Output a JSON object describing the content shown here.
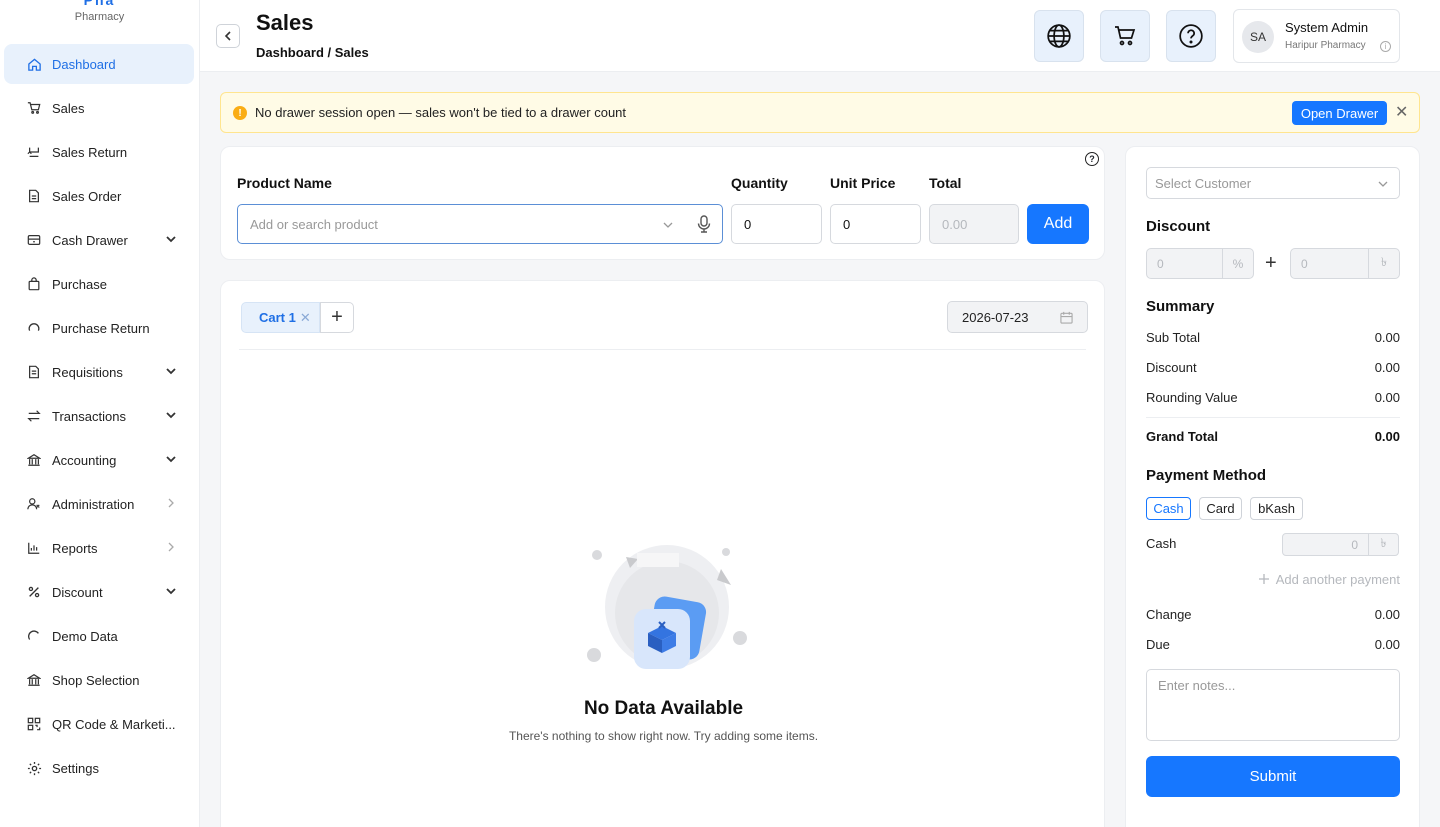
{
  "brand": {
    "logo_partial": "Pha",
    "subtitle": "Pharmacy"
  },
  "sidebar": {
    "items": [
      {
        "label": "Dashboard",
        "icon": "home-icon",
        "active": true,
        "expand": ""
      },
      {
        "label": "Sales",
        "icon": "cart-icon",
        "active": false,
        "expand": ""
      },
      {
        "label": "Sales Return",
        "icon": "return-icon",
        "active": false,
        "expand": ""
      },
      {
        "label": "Sales Order",
        "icon": "document-icon",
        "active": false,
        "expand": ""
      },
      {
        "label": "Cash Drawer",
        "icon": "drawer-icon",
        "active": false,
        "expand": "down"
      },
      {
        "label": "Purchase",
        "icon": "bag-icon",
        "active": false,
        "expand": ""
      },
      {
        "label": "Purchase Return",
        "icon": "undo-icon",
        "active": false,
        "expand": ""
      },
      {
        "label": "Requisitions",
        "icon": "file-icon",
        "active": false,
        "expand": "down"
      },
      {
        "label": "Transactions",
        "icon": "swap-icon",
        "active": false,
        "expand": "down"
      },
      {
        "label": "Accounting",
        "icon": "bank-icon",
        "active": false,
        "expand": "down"
      },
      {
        "label": "Administration",
        "icon": "users-icon",
        "active": false,
        "expand": "right"
      },
      {
        "label": "Reports",
        "icon": "bar-chart-icon",
        "active": false,
        "expand": "right"
      },
      {
        "label": "Discount",
        "icon": "percent-icon",
        "active": false,
        "expand": "down"
      },
      {
        "label": "Demo Data",
        "icon": "refresh-icon",
        "active": false,
        "expand": ""
      },
      {
        "label": "Shop Selection",
        "icon": "shop-icon",
        "active": false,
        "expand": ""
      },
      {
        "label": "QR Code & Marketi...",
        "icon": "qr-icon",
        "active": false,
        "expand": ""
      },
      {
        "label": "Settings",
        "icon": "gear-icon",
        "active": false,
        "expand": ""
      }
    ]
  },
  "header": {
    "title": "Sales",
    "breadcrumb": "Dashboard / Sales",
    "user": {
      "initials": "SA",
      "name": "System Admin",
      "shop": "Haripur Pharmacy"
    }
  },
  "alert": {
    "icon_glyph": "!",
    "text": "No drawer session open — sales won't be tied to a drawer count",
    "action": "Open Drawer",
    "close": "✕"
  },
  "product_form": {
    "help_glyph": "?",
    "product_label": "Product Name",
    "product_placeholder": "Add or search product",
    "quantity_label": "Quantity",
    "quantity_value": "0",
    "unit_price_label": "Unit Price",
    "unit_price_value": "0",
    "total_label": "Total",
    "total_value": "0.00",
    "add_label": "Add"
  },
  "cart": {
    "tab_label": "Cart 1",
    "tab_close": "✕",
    "add_tab": "+",
    "date": "2026-07-23",
    "empty_title": "No Data Available",
    "empty_subtitle": "There's nothing to show right now. Try adding some items."
  },
  "checkout": {
    "customer_placeholder": "Select Customer",
    "discount_heading": "Discount",
    "discount_percent_value": "0",
    "discount_percent_suffix": "%",
    "discount_plus": "+",
    "discount_amount_value": "0",
    "discount_amount_suffix": "৳",
    "summary_heading": "Summary",
    "sub_total_label": "Sub Total",
    "sub_total_value": "0.00",
    "discount_label": "Discount",
    "discount_value": "0.00",
    "rounding_label": "Rounding Value",
    "rounding_value": "0.00",
    "grand_total_label": "Grand Total",
    "grand_total_value": "0.00",
    "payment_heading": "Payment Method",
    "payment_methods": [
      "Cash",
      "Card",
      "bKash"
    ],
    "cash_label": "Cash",
    "cash_value": "0",
    "cash_suffix": "৳",
    "add_payment": "Add another payment",
    "change_label": "Change",
    "change_value": "0.00",
    "due_label": "Due",
    "due_value": "0.00",
    "notes_placeholder": "Enter notes...",
    "submit_label": "Submit"
  },
  "colors": {
    "accent": "#1677ff",
    "active_bg": "#e8f1fc",
    "warning_bg": "#fffbe6",
    "warning_icon": "#faad14"
  }
}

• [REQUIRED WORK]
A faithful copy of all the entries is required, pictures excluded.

• [ANSWER FOR THIS EXERCISE]
Output a JSON object describing the content shown here.
{
  "brand": {
    "logo_partial": "Pha",
    "subtitle": "Pharmacy"
  },
  "sidebar": {
    "items": [
      {
        "label": "Dashboard",
        "icon": "home-icon",
        "active": true,
        "expand": ""
      },
      {
        "label": "Sales",
        "icon": "cart-icon",
        "active": false,
        "expand": ""
      },
      {
        "label": "Sales Return",
        "icon": "return-icon",
        "active": false,
        "expand": ""
      },
      {
        "label": "Sales Order",
        "icon": "document-icon",
        "active": false,
        "expand": ""
      },
      {
        "label": "Cash Drawer",
        "icon": "drawer-icon",
        "active": false,
        "expand": "down"
      },
      {
        "label": "Purchase",
        "icon": "bag-icon",
        "active": false,
        "expand": ""
      },
      {
        "label": "Purchase Return",
        "icon": "undo-icon",
        "active": false,
        "expand": ""
      },
      {
        "label": "Requisitions",
        "icon": "file-icon",
        "active": false,
        "expand": "down"
      },
      {
        "label": "Transactions",
        "icon": "swap-icon",
        "active": false,
        "expand": "down"
      },
      {
        "label": "Accounting",
        "icon": "bank-icon",
        "active": false,
        "expand": "down"
      },
      {
        "label": "Administration",
        "icon": "users-icon",
        "active": false,
        "expand": "right"
      },
      {
        "label": "Reports",
        "icon": "bar-chart-icon",
        "active": false,
        "expand": "right"
      },
      {
        "label": "Discount",
        "icon": "percent-icon",
        "active": false,
        "expand": "down"
      },
      {
        "label": "Demo Data",
        "icon": "refresh-icon",
        "active": false,
        "expand": ""
      },
      {
        "label": "Shop Selection",
        "icon": "shop-icon",
        "active": false,
        "expand": ""
      },
      {
        "label": "QR Code & Marketi...",
        "icon": "qr-icon",
        "active": false,
        "expand": ""
      },
      {
        "label": "Settings",
        "icon": "gear-icon",
        "active": false,
        "expand": ""
      }
    ]
  },
  "header": {
    "title": "Sales",
    "breadcrumb": "Dashboard / Sales",
    "user": {
      "initials": "SA",
      "name": "System Admin",
      "shop": "Haripur Pharmacy"
    }
  },
  "alert": {
    "icon_glyph": "!",
    "text": "No drawer session open — sales won't be tied to a drawer count",
    "action": "Open Drawer",
    "close": "✕"
  },
  "product_form": {
    "help_glyph": "?",
    "product_label": "Product Name",
    "product_placeholder": "Add or search product",
    "quantity_label": "Quantity",
    "quantity_value": "0",
    "unit_price_label": "Unit Price",
    "unit_price_value": "0",
    "total_label": "Total",
    "total_value": "0.00",
    "add_label": "Add"
  },
  "cart": {
    "tab_label": "Cart 1",
    "tab_close": "✕",
    "add_tab": "+",
    "date": "2026-07-23",
    "empty_title": "No Data Available",
    "empty_subtitle": "There's nothing to show right now. Try adding some items."
  },
  "checkout": {
    "customer_placeholder": "Select Customer",
    "discount_heading": "Discount",
    "discount_percent_value": "0",
    "discount_percent_suffix": "%",
    "discount_plus": "+",
    "discount_amount_value": "0",
    "discount_amount_suffix": "৳",
    "summary_heading": "Summary",
    "sub_total_label": "Sub Total",
    "sub_total_value": "0.00",
    "discount_label": "Discount",
    "discount_value": "0.00",
    "rounding_label": "Rounding Value",
    "rounding_value": "0.00",
    "grand_total_label": "Grand Total",
    "grand_total_value": "0.00",
    "payment_heading": "Payment Method",
    "payment_methods": [
      "Cash",
      "Card",
      "bKash"
    ],
    "cash_label": "Cash",
    "cash_value": "0",
    "cash_suffix": "৳",
    "add_payment": "Add another payment",
    "change_label": "Change",
    "change_value": "0.00",
    "due_label": "Due",
    "due_value": "0.00",
    "notes_placeholder": "Enter notes...",
    "submit_label": "Submit"
  },
  "colors": {
    "accent": "#1677ff",
    "active_bg": "#e8f1fc",
    "warning_bg": "#fffbe6",
    "warning_icon": "#faad14"
  }
}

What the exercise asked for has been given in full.